Detail from plate 3 of ‘The Rake’s Progress’; the ‘Rake’ paintings are in the John Soane Museum, Lincoln’s Inn Fields.

Hogarth seized on the social theatre of Covent Garden: how the licentious nature of the district dissolved class divisions, or threw them into sharp relief. This remained true throughout the 18th century. In August 1776 the debt-ridden son of Lord Milton enjoyed a lengthy supper at the Bedford Tavern, another edgy establishment on the south side of the piazza, in the company of four working girls and a blind fiddler (yes, really). The party continued until three in the morning, at which point young Milton dismissed his entourage and blew his brains out with a pistol. The debts were gambling debts, naturally, incurred in the clubs of St. James’s. Even more tragic and bizarre is the 1779 murder of Martha Ray, singer, and mistress of the Earl of Sandwich, shot outside the Covent Garden Theatre by a demented cleric who was infatuated with her. Perpetrator and victim were taken to the Shakespeare’s Head where an impromptu inquest took place. The killer claimed that he didn’t intend to shoot Martha but ‘a phrensy overcame me’. He was hanged at Tyburn, but the strange thing is that the murderer seems to have attracted more public sympathy than his victim.

The Shakespeare’s Head stood roughly where the crass and ungainly Royal Opera House extension stands now. This 1990s project vandalised a considerable portion of Covent Garden, requiring the demolition of an entire terrace of Georgian houses on Russell St. and putting in its place a lifeless box showcasing shops that one can find anywhere. It is depressing to consider that one of the glories of Covent Garden turned out to be one of the agents of its demise, although in the light of recent events it all seems a bit academic. In the past decade most of the best pubs and bars closed and Covid-19 is succeeding where the GLC failed. You are permitted to consume goods and services if you queue nicely. But there’s no such thing as an antiseptic party, or a socially-distanced debauch.

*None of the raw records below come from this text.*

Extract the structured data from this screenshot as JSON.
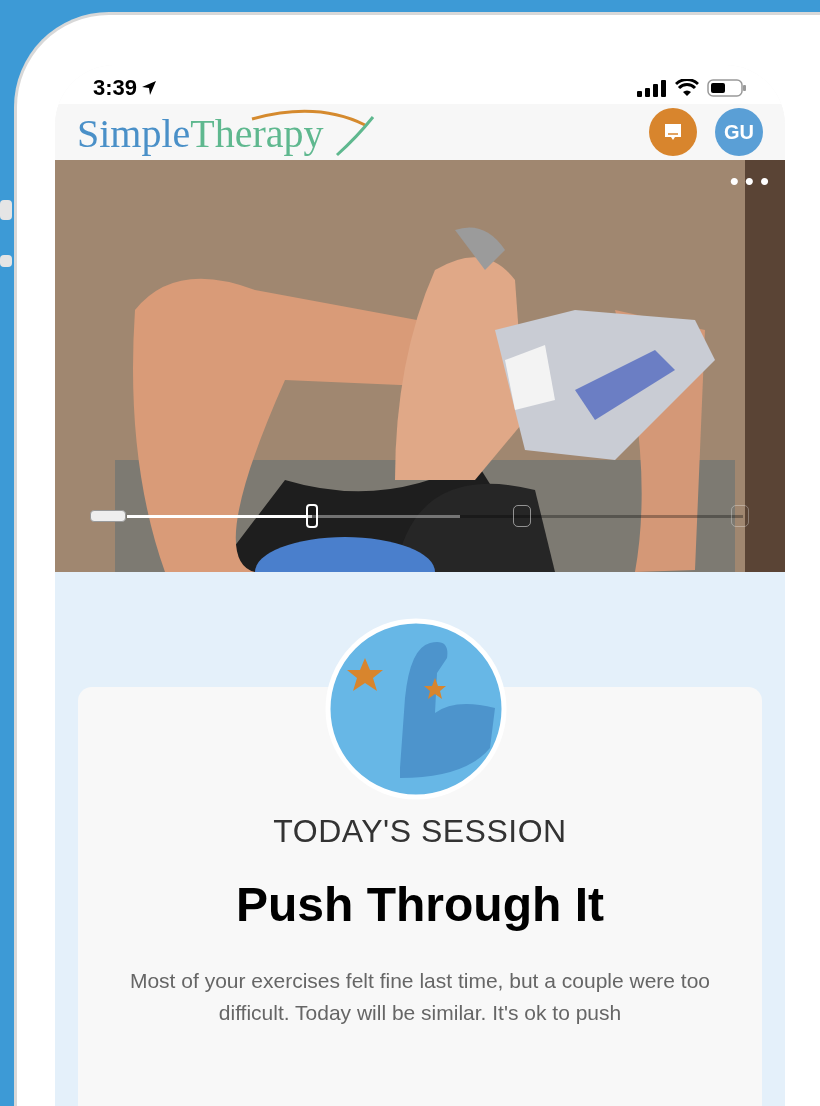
{
  "status_bar": {
    "time": "3:39"
  },
  "header": {
    "logo": [
      "Simple",
      "Therapy"
    ],
    "avatar": "GU"
  },
  "video": {
    "more": "•••",
    "progress": {
      "level": 0.3
    }
  },
  "session": {
    "eyebrow": "TODAY'S SESSION",
    "title": "Push Through It",
    "description": "Most of your exercises felt fine last time, but a couple were too difficult. Today will be similar. It's ok to push"
  }
}
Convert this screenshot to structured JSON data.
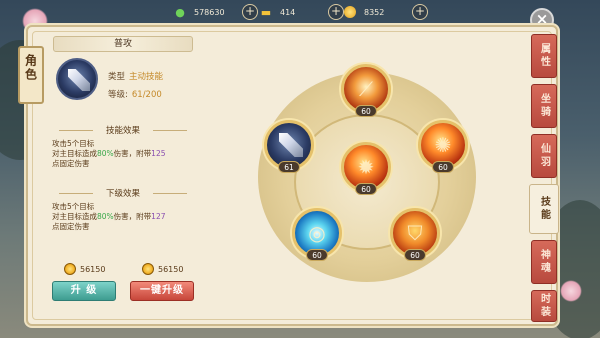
{
  "currencies": [
    {
      "icon": "leaf-icon",
      "value": "578630"
    },
    {
      "icon": "gold-ingot-icon",
      "value": "414"
    },
    {
      "icon": "coin-icon",
      "value": "8352"
    }
  ],
  "role_tab": "角色",
  "skill": {
    "name": "普攻",
    "type_label": "类型",
    "type_value": "主动技能",
    "level_label": "等级:",
    "level_value": "61/200"
  },
  "effect": {
    "title": "技能效果",
    "line1": "攻击5个目标",
    "line2_pre": "对主目标造成",
    "line2_pct": "80%",
    "line2_mid": "伤害，附带",
    "line2_val": "125",
    "line3": "点固定伤害"
  },
  "next_effect": {
    "title": "下级效果",
    "line1": "攻击5个目标",
    "line2_pre": "对主目标造成",
    "line2_pct": "80%",
    "line2_mid": "伤害，附带",
    "line2_val": "127",
    "line3": "点固定伤害"
  },
  "costs": {
    "upgrade": "56150",
    "one_key": "56150"
  },
  "buttons": {
    "upgrade": "升 级",
    "one_key": "一键升级"
  },
  "wheel": {
    "top": "60",
    "left": "61",
    "right": "60",
    "center": "60",
    "bottom_left": "60",
    "bottom_right": "60"
  },
  "tabs": [
    "属性",
    "坐骑",
    "仙羽",
    "技能",
    "神魂",
    "时装"
  ],
  "active_tab": "技能",
  "colors": {
    "accent_green": "#3aa84a",
    "accent_purple": "#8a4fb0",
    "gold": "#c58a2a"
  }
}
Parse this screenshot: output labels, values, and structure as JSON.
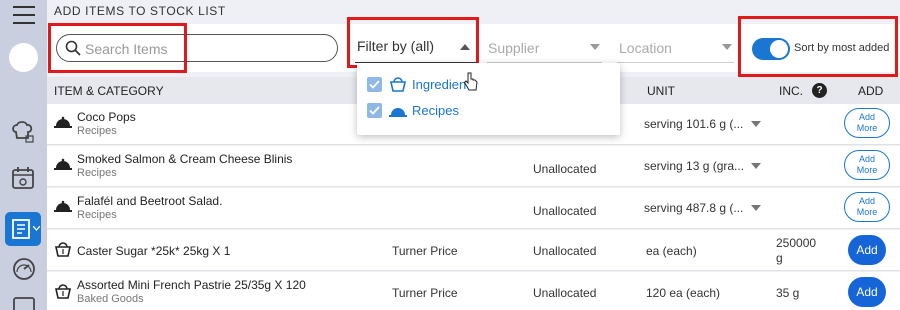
{
  "page": {
    "title": "ADD ITEMS TO STOCK LIST"
  },
  "sidebar": {
    "icons": [
      "menu-icon",
      "chef-hat-icon",
      "calendar-icon",
      "stock-list-icon",
      "gauge-icon",
      "printer-icon"
    ]
  },
  "toolbar": {
    "search_placeholder": "Search Items",
    "filter_label": "Filter by (all)",
    "supplier_placeholder": "Supplier",
    "location_placeholder": "Location",
    "sort_toggle_label": "Sort by most added",
    "sort_toggle_on": true
  },
  "filter_menu": {
    "options": [
      {
        "label": "Ingredients",
        "checked": true,
        "icon": "basket-icon"
      },
      {
        "label": "Recipes",
        "checked": true,
        "icon": "cloche-icon"
      }
    ]
  },
  "table": {
    "headers": {
      "item": "ITEM & CATEGORY",
      "unit": "UNIT",
      "inc": "INC.",
      "add": "ADD"
    },
    "rows": [
      {
        "name": "Coco Pops",
        "category": "Recipes",
        "supplier": "",
        "location": "",
        "unit": "serving 101.6 g (...",
        "inc": "",
        "add": "Add More",
        "add_style": "outline",
        "icon": "cloche-icon"
      },
      {
        "name": "Smoked Salmon & Cream Cheese Blinis",
        "category": "Recipes",
        "supplier": "",
        "location": "Unallocated",
        "unit": "serving 13 g (gra...",
        "inc": "",
        "add": "Add More",
        "add_style": "outline",
        "icon": "cloche-icon"
      },
      {
        "name": "Falafél and Beetroot Salad.",
        "category": "Recipes",
        "supplier": "",
        "location": "Unallocated",
        "unit": "serving 487.8 g (...",
        "inc": "",
        "add": "Add More",
        "add_style": "outline",
        "icon": "cloche-icon"
      },
      {
        "name": "Caster Sugar *25k* 25kg X 1",
        "category": "",
        "supplier": "Turner Price",
        "location": "Unallocated",
        "unit": "ea (each)",
        "inc": "250000 g",
        "add": "Add",
        "add_style": "filled",
        "icon": "basket-icon"
      },
      {
        "name": "Assorted Mini French Pastrie 25/35g X 120",
        "category": "Baked Goods",
        "supplier": "Turner Price",
        "location": "Unallocated",
        "unit": "120 ea (each)",
        "inc": "35 g",
        "add": "Add",
        "add_style": "filled",
        "icon": "basket-icon"
      }
    ]
  },
  "colors": {
    "accent": "#1976d2",
    "highlight_box": "#e01919",
    "sidebar": "#c9cfdf"
  }
}
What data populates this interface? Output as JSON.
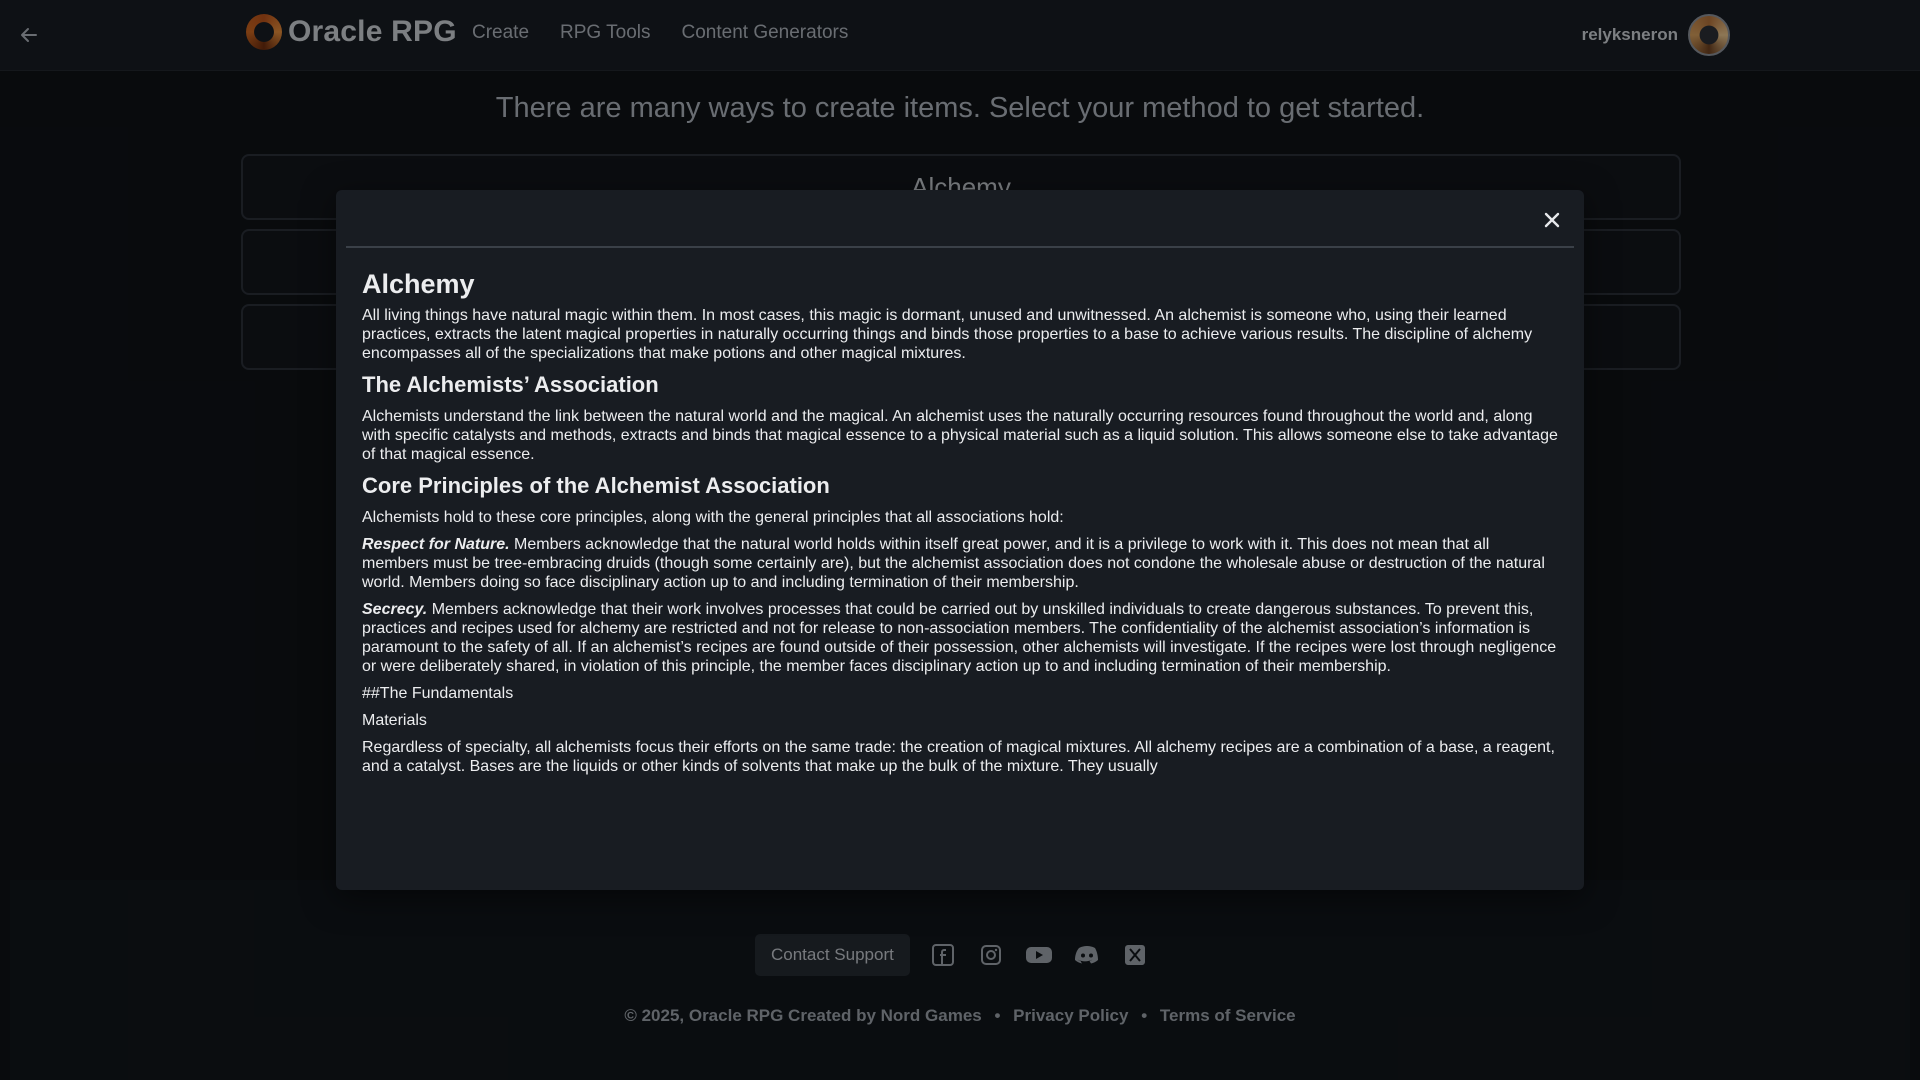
{
  "header": {
    "brand": "Oracle RPG",
    "nav": [
      "Create",
      "RPG Tools",
      "Content Generators"
    ],
    "username": "relyksneron"
  },
  "page": {
    "heading": "There are many ways to create items. Select your method to get started.",
    "cards": [
      "Alchemy",
      "",
      ""
    ]
  },
  "modal": {
    "title": "Alchemy",
    "intro": "All living things have natural magic within them. In most cases, this magic is dormant, unused and unwitnessed.  An alchemist is someone who, using their learned practices, extracts the latent magical properties in naturally occurring things and binds those properties to a base to achieve various results. The discipline of alchemy encompasses all of the specializations that make potions and other magical mixtures.",
    "h2_association": "The Alchemists’ Association",
    "association_text": "Alchemists understand the link between the natural world and the magical. An alchemist uses the naturally occurring resources found throughout the world and, along with specific catalysts and methods, extracts and binds that magical essence to a physical material such as a liquid solution. This allows someone else to take advantage of that magical essence.",
    "h2_principles": "Core Principles of the Alchemist Association",
    "principles_intro": "Alchemists hold to these core principles, along with the general principles that all associations hold:",
    "respect_label": "Respect for Nature.",
    "respect_text": " Members acknowledge that the natural world holds within itself great power, and it is a privilege to work with it. This does not mean that all members must be tree-embracing druids (though some certainly are), but the alchemist association does not condone the wholesale abuse or destruction of the natural world. Members doing so face disciplinary action up to and including termination of their membership.",
    "secrecy_label": "Secrecy.",
    "secrecy_text": " Members acknowledge that their work involves processes that could be carried out by unskilled individuals to create dangerous substances. To prevent this, practices and recipes used for alchemy are restricted and not for release to non-association members. The confidentiality of the alchemist association’s information is paramount to the safety of all. If an alchemist’s recipes are found outside of their possession, other alchemists will investigate. If the recipes were lost through negligence or were deliberately shared, in violation of this principle, the member faces disciplinary action up to and including termination of their membership.",
    "fundamentals": "##The Fundamentals",
    "materials": "Materials",
    "materials_text": "Regardless of specialty, all alchemists focus their efforts on the same trade: the creation of magical mixtures. All alchemy recipes are a combination of a base, a reagent, and a catalyst. Bases are the liquids or other kinds of solvents that make up the bulk of the mixture. They usually"
  },
  "footer": {
    "support": "Contact Support",
    "socials": [
      "facebook-icon",
      "instagram-icon",
      "youtube-icon",
      "discord-icon",
      "x-icon"
    ],
    "copyright": "© 2025, Oracle RPG Created by Nord Games",
    "privacy": "Privacy Policy",
    "terms": "Terms of Service"
  },
  "colors": {
    "background": "#0f1216",
    "header": "#181c22",
    "modal": "#181c22",
    "text": "#e6e8eb"
  }
}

You can’t get slurringly romantic and maintain a two- metre exclusion zone. Welcome to Alphaville, WC2. We are all figures in an architect’s illustration now.